Cockle

Cockle ©Cumbria Wildlife Trust

Cockle

Scientific name: Cerastoderma edule
The Common Cockle is a traditional seaside favourite, both for its white shells often found in the sand and for the yummy snack of cockles doused in malt vinegar.

Species information

Statistics

Length: up to 5cm long Average Lifespan: 5-10 years

Conservation status

Common

When to see

January to December

About

The Common Cockle lives on muddy and sandy shores, between the high tide and low tide mark, and is commonly found in estuaries. It is a medium-sized clam-like shell, rounded and domed with radiating ridges. It feeds by filtering plankton and other organic matter from the water. Cockles are an important food source for shorebirds such as oystercatchers, the shore crab and flatfish.

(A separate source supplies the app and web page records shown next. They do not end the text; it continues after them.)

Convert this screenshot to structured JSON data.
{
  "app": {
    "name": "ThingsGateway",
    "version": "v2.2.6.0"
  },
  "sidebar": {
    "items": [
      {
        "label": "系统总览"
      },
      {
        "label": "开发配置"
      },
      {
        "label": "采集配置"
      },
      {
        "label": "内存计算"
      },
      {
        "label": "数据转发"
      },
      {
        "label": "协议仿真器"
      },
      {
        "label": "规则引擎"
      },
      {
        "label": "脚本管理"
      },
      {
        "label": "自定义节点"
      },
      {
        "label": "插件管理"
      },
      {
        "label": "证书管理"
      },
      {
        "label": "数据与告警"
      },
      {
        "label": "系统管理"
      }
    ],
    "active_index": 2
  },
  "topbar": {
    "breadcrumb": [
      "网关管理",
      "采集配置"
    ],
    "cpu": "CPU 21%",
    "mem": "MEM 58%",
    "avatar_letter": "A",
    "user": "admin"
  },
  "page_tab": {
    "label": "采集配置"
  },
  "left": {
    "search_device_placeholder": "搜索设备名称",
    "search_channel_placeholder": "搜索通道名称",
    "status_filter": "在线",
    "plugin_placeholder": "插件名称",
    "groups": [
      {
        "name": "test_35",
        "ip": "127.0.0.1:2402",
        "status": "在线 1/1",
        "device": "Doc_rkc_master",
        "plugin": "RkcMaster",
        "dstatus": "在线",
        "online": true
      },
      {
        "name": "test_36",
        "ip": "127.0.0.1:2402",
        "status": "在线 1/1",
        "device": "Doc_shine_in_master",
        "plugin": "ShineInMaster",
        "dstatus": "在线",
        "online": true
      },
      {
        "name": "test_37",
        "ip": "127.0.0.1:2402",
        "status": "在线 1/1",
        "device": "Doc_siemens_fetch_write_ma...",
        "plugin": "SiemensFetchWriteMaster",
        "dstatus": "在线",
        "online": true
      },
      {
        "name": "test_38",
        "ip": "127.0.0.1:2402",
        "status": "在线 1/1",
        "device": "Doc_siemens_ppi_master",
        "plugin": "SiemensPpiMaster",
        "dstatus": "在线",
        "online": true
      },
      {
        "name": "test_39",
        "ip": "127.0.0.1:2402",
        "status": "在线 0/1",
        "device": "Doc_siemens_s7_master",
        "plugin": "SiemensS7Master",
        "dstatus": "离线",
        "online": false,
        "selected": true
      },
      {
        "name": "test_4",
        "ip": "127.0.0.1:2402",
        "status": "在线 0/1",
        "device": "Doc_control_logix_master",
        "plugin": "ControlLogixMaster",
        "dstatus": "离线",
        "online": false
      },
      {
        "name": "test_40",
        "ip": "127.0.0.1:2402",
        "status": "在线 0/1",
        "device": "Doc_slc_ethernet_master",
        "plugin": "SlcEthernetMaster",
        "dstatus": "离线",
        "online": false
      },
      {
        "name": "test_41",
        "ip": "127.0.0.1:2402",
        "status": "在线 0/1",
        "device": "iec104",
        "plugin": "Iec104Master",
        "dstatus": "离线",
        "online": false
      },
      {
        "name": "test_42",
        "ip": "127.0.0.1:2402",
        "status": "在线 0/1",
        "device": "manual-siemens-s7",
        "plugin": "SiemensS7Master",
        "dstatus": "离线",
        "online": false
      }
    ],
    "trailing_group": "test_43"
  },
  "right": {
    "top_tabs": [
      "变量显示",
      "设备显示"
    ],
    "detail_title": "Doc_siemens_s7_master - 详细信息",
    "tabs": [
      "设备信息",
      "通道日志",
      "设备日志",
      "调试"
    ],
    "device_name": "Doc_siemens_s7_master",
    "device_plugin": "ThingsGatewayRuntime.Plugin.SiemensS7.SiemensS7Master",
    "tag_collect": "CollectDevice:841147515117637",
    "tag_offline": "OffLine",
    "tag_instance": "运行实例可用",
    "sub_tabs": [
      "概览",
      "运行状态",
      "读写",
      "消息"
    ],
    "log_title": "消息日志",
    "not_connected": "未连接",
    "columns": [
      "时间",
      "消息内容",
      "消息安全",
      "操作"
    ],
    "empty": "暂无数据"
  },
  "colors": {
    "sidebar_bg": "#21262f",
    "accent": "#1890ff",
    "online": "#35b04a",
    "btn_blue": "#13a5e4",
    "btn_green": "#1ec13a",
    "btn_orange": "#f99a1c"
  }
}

How to identify

This is the most common Cockle found on our shores and the one most likely to be found washed up on the beach. The outer surface of the shell is off-white, yellowish or brown, and the inside is white.

Distribution

Found all around UK coasts.

Did you know?

Cockles can reach densities of up to 10,000 individuals per square metre! In winter, Common Cockles don't grow very much which leads to the marked growth-bands on the shell; these bands can be used to age cockles.

How people can help

Choose hand-gathered cockles rather than those harvested using a suction dredge. Cockles from the Dee Estuary and the Burry Inlet are MSC Certified, so there are sustainable options available that can allow you to enjoy pickled cockles at the seaside without guilt! All around the UK, The Wildlife Trusts are working with fishermen, researchers, politicians and local people towards a vision of 'Living Seas', where marine wildlife thrives. Do your bit for our Living Seas by supporting your local Wildlife Trust or checking out our Action pages.